SNCF launched its low-cost high speed operation Ouigo in 2013. It is intended to account for a quarter of all TGV traffic by 2020.

FRANCE: The European timetable change on December 9 marks a further expansion of SNCF’s low-cost high speed operation Ouigo.

Routes to be added to the network include three daily return services between Paris-Lyon and Marseille, and three between Lille-Flandres and Marseille. When Ouigo was launched in April 2013, it operated between Marne-la-Vallée Chessy station on the eastern outskirts of Paris and Marseille and Montpellier.

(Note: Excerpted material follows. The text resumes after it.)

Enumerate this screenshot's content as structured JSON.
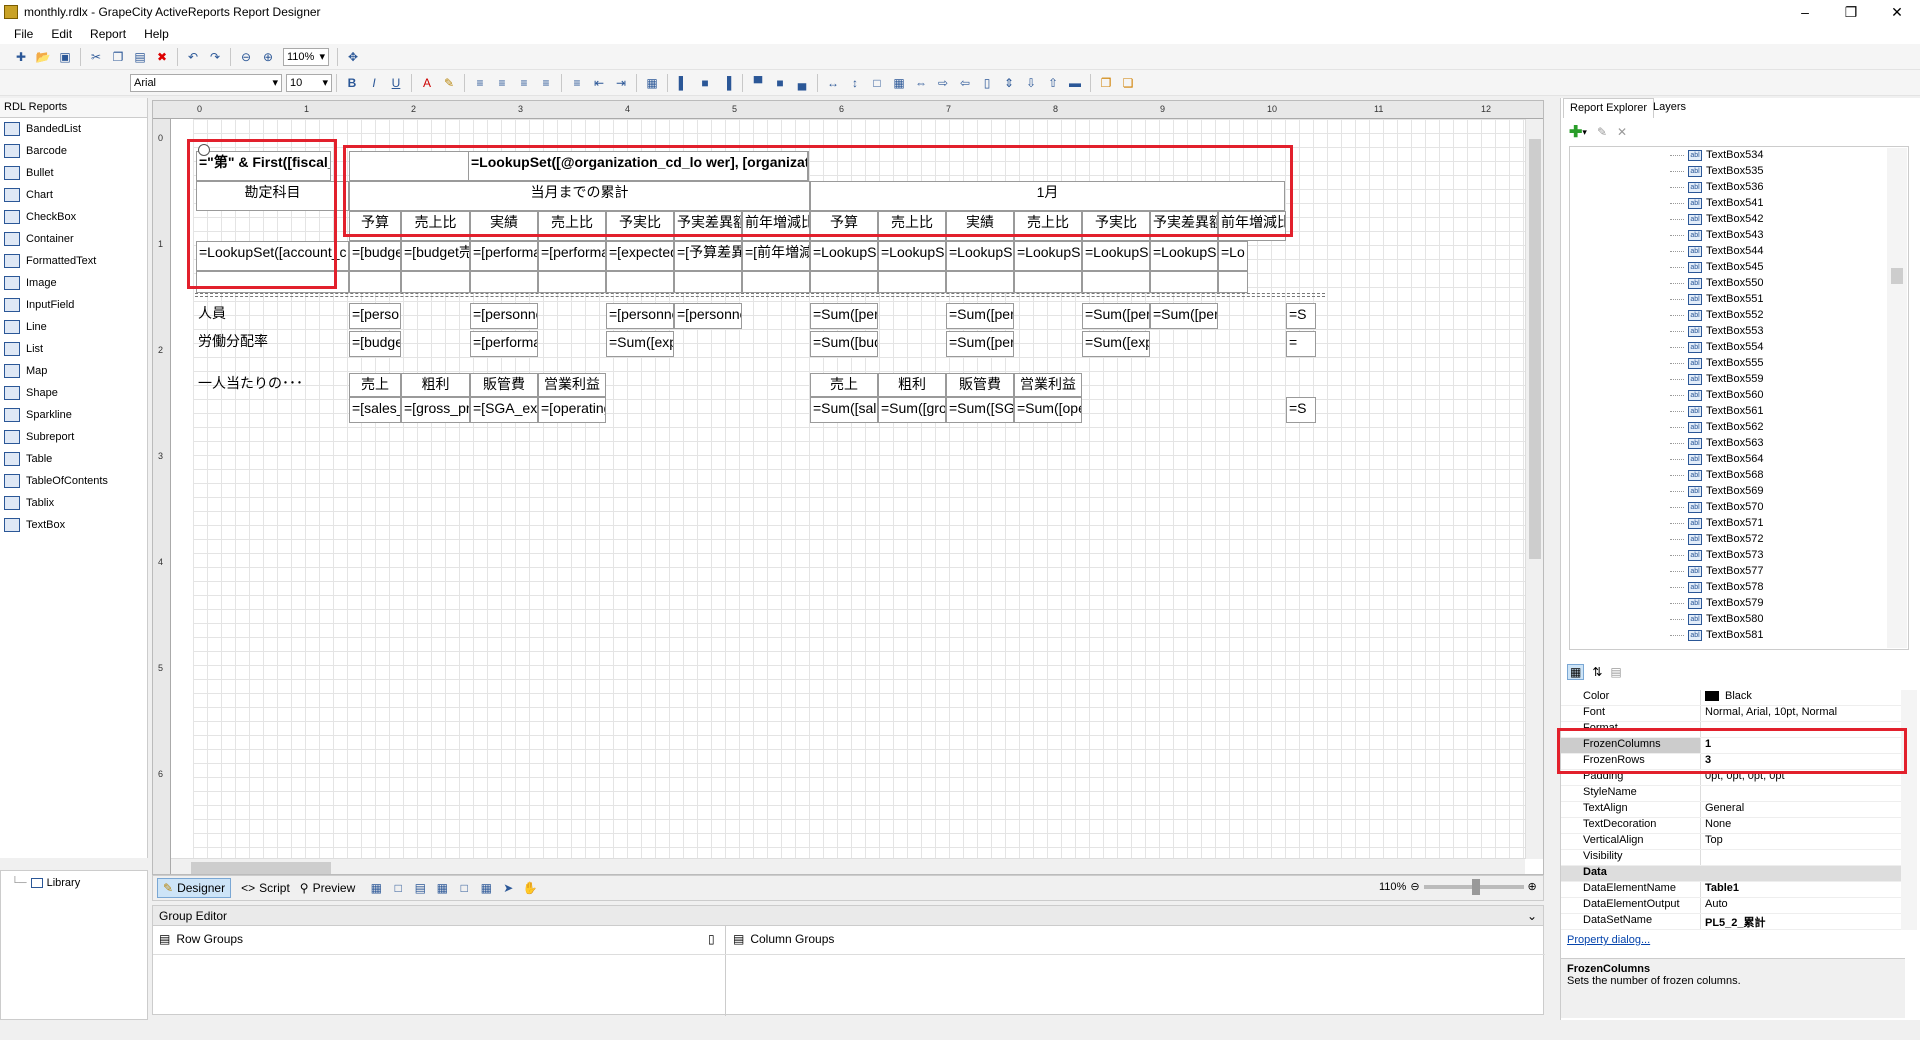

Subsequent expansion of the proposition in 2016-17 saw Ouigo start to serve the principal Paris termini including Montparnasse and Est as well as more out-of-town stations including Massy-TGV.

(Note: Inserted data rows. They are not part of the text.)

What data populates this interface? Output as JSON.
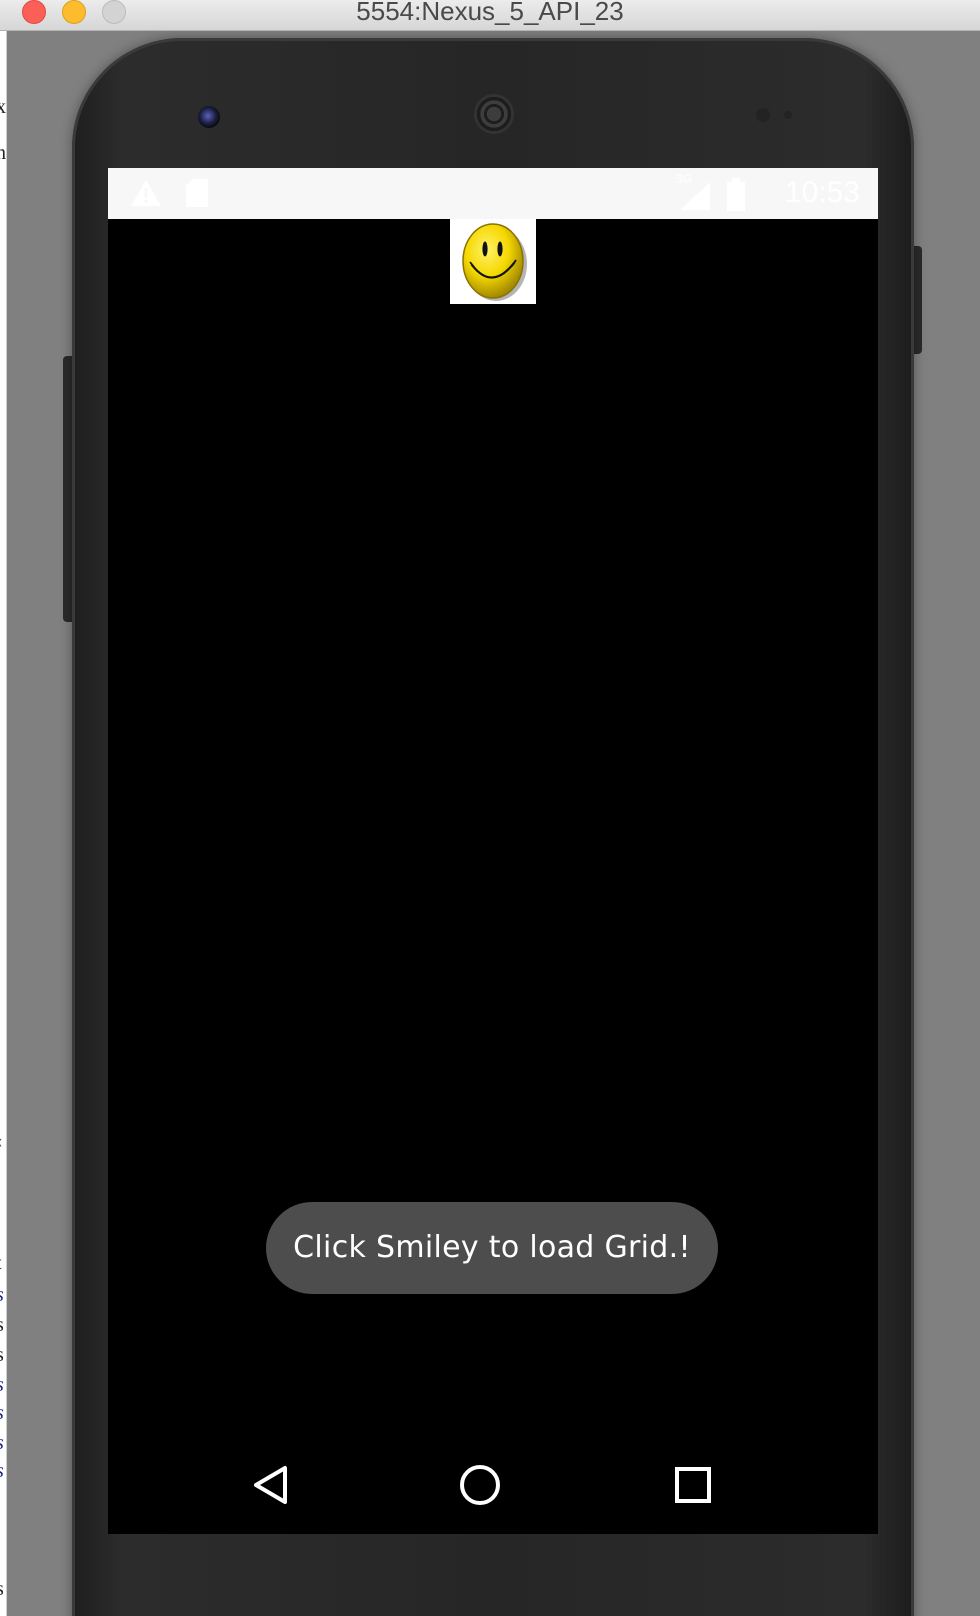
{
  "window": {
    "title": "5554:Nexus_5_API_23"
  },
  "background_app": {
    "side_glyphs": [
      "x",
      "n",
      "‹",
      "t",
      "s",
      "s",
      "s",
      "s",
      "s",
      "s",
      "s",
      "s"
    ]
  },
  "status_bar": {
    "icons": [
      "warning-icon",
      "sd-card-icon",
      "signal-icon",
      "battery-icon"
    ],
    "signal_label": "3G",
    "time": "10:53"
  },
  "app": {
    "smiley_button_icon": "smiley-face-icon"
  },
  "toast": {
    "message": "Click Smiley to load Grid.!"
  },
  "nav_bar": {
    "buttons": [
      "back-icon",
      "home-icon",
      "recents-icon"
    ]
  },
  "colors": {
    "screen_background": "#000000",
    "status_bar": "#f7f7f7",
    "toast_background": "#4d4d4d",
    "smiley_yellow": "#f5d800"
  }
}
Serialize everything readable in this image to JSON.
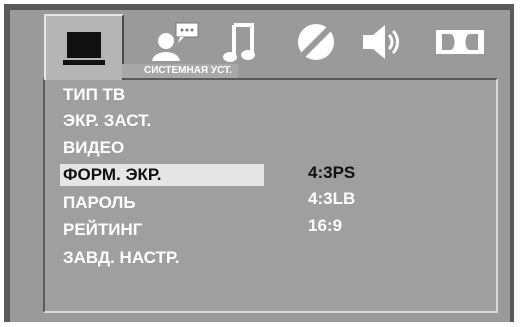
{
  "tabs": [
    {
      "icon": "monitor-icon",
      "active": true
    },
    {
      "icon": "user-speech-icon",
      "active": false
    },
    {
      "icon": "music-note-icon",
      "active": false
    },
    {
      "icon": "circle-slash-icon",
      "active": false
    },
    {
      "icon": "speaker-icon",
      "active": false
    },
    {
      "icon": "dolby-icon",
      "active": false
    }
  ],
  "section_label": "СИСТЕМНАЯ УСТ.",
  "menu": {
    "items": [
      {
        "label": "ТИП ТВ"
      },
      {
        "label": "ЭКР. ЗАСТ."
      },
      {
        "label": "ВИДЕО"
      },
      {
        "label": "ФОРМ. ЭКР.",
        "selected": true
      },
      {
        "label": "ПАРОЛЬ"
      },
      {
        "label": "РЕЙТИНГ"
      },
      {
        "label": "ЗАВД. НАСТР."
      }
    ]
  },
  "options": {
    "items": [
      {
        "label": "4:3PS",
        "current": true
      },
      {
        "label": "4:3LB"
      },
      {
        "label": "16:9"
      }
    ]
  },
  "colors": {
    "frame": "#5a5a5a",
    "panel": "#9a9a9a",
    "highlight": "#e6e6e6",
    "text": "#ffffff",
    "selected_text": "#111111"
  }
}
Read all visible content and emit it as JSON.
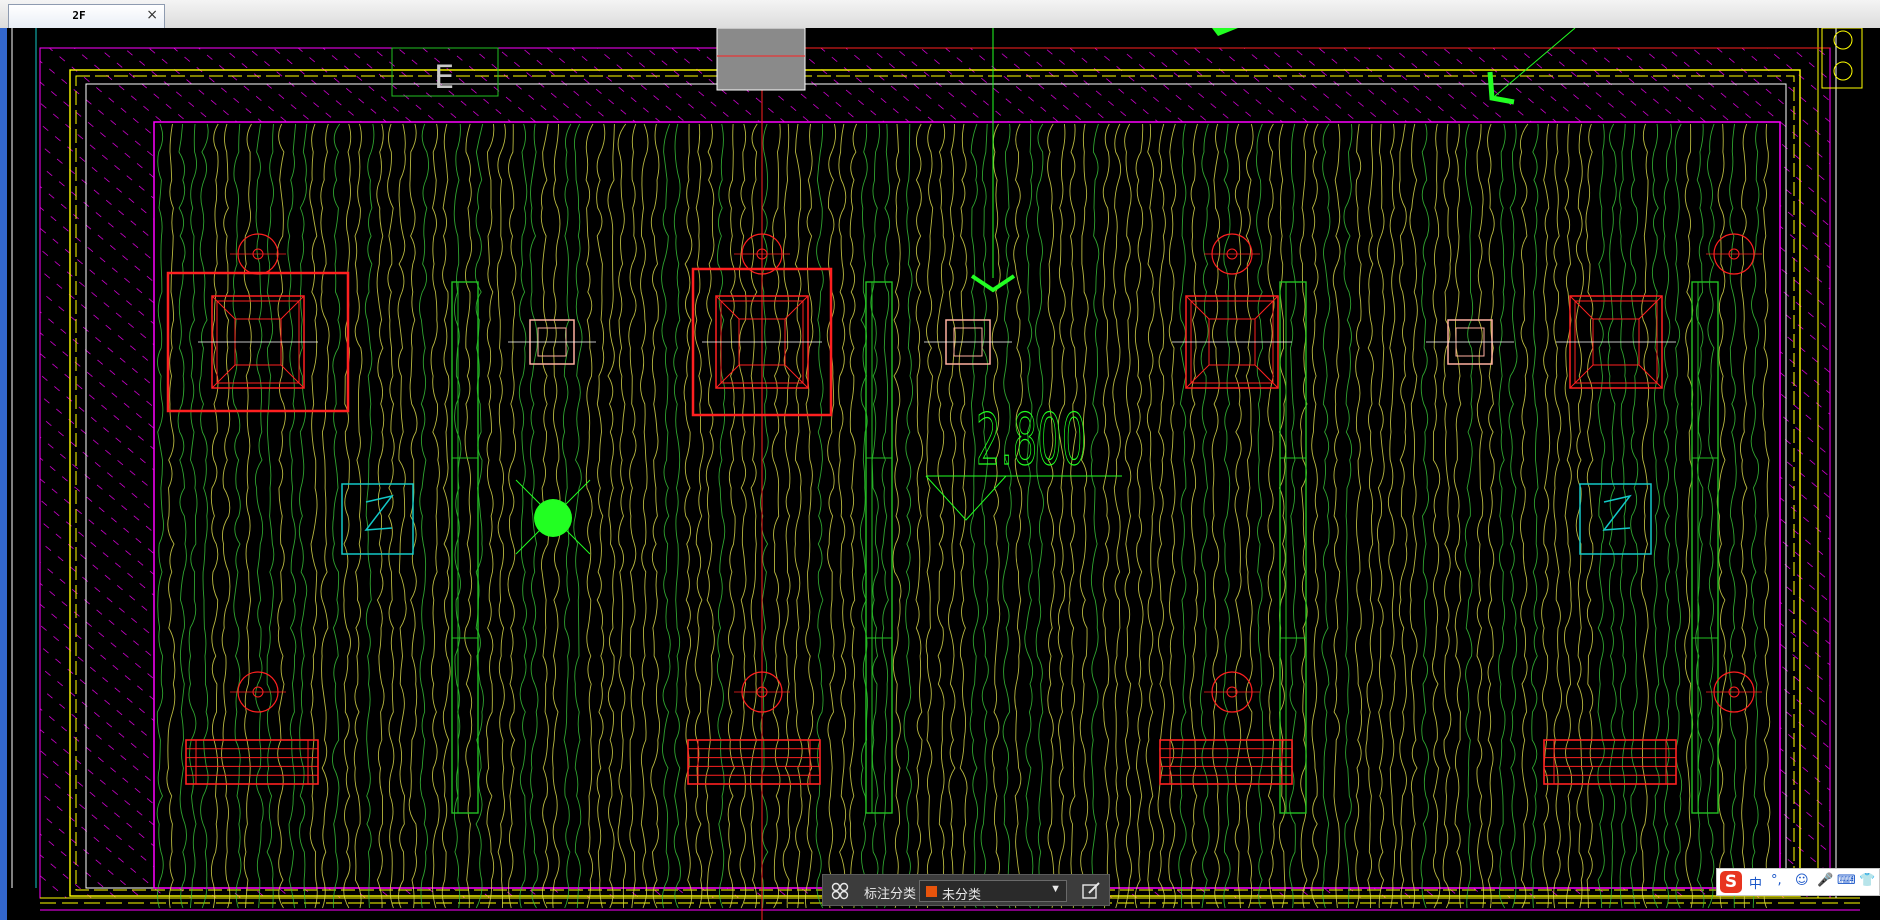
{
  "tab": {
    "label": "2F",
    "close_glyph": "×"
  },
  "drawing": {
    "elevation_text": "2.800",
    "room_letter": "E",
    "icons": [
      "ceiling-fixture-icon",
      "smoke-detector-icon",
      "lighting-panel-icon",
      "return-air-grille-icon",
      "ceiling-light-icon"
    ]
  },
  "annotation_bar": {
    "label": "标注分类",
    "selected": "未分类",
    "swatch_color": "#e8540c",
    "icons": [
      "grid-icon",
      "dropdown-arrow-icon",
      "edit-icon"
    ]
  },
  "ime_bar": {
    "logo": "S",
    "items": [
      "中",
      "°,",
      "☺",
      "🎤",
      "⌨",
      "👕"
    ]
  },
  "colors": {
    "background": "#000000",
    "hatch_magenta": "#ff00ff",
    "texture_yellow": "#d8d84a",
    "texture_green": "#37c037",
    "fixture_red": "#ff2020",
    "detector_green": "#22ff22",
    "panel_cyan": "#12c8c8"
  }
}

This timetable change brings Ouigo to Paris-Lyon station for the first time, and forms part of SNCF’s objective to have 25% of its high speed traffic carried on low-cost services by 2020. Ouigo trains must be pre-booked, have restrictions on luggage allowance and no first class or catering. In return, very low fares are offered, including Lille – Marseille return from €16.

However, SNCF’s adoption of a business model pioneered in low-cost aviation has raised concerns about a potential loss of network benefits. Mark Smith, founder of the international rail travel website The Man in Seat 61, commented on social media that SNCF was now starting to replace conventional TGVs with the low-cost services. Because Ouigo is run as a standalone business, it does not accept through bookings nor would compensation or rebooking under the Railteam agreement be offered if connections into a Ouigo train are missed.

Describing the 2019 timetable as ‘the worst in France in a decade’, Smith argued that connections between Eurostar and TGV services at Lille-Europe would be especially impacted. He suggested that just one daily London – Lille – Marseille connection would now be possible without using Ouigo, compared to four prior to the timetable change. The first and last daily TGVs between Paris and Nice are now operated by Ouigo, with longer journey times, Smith added.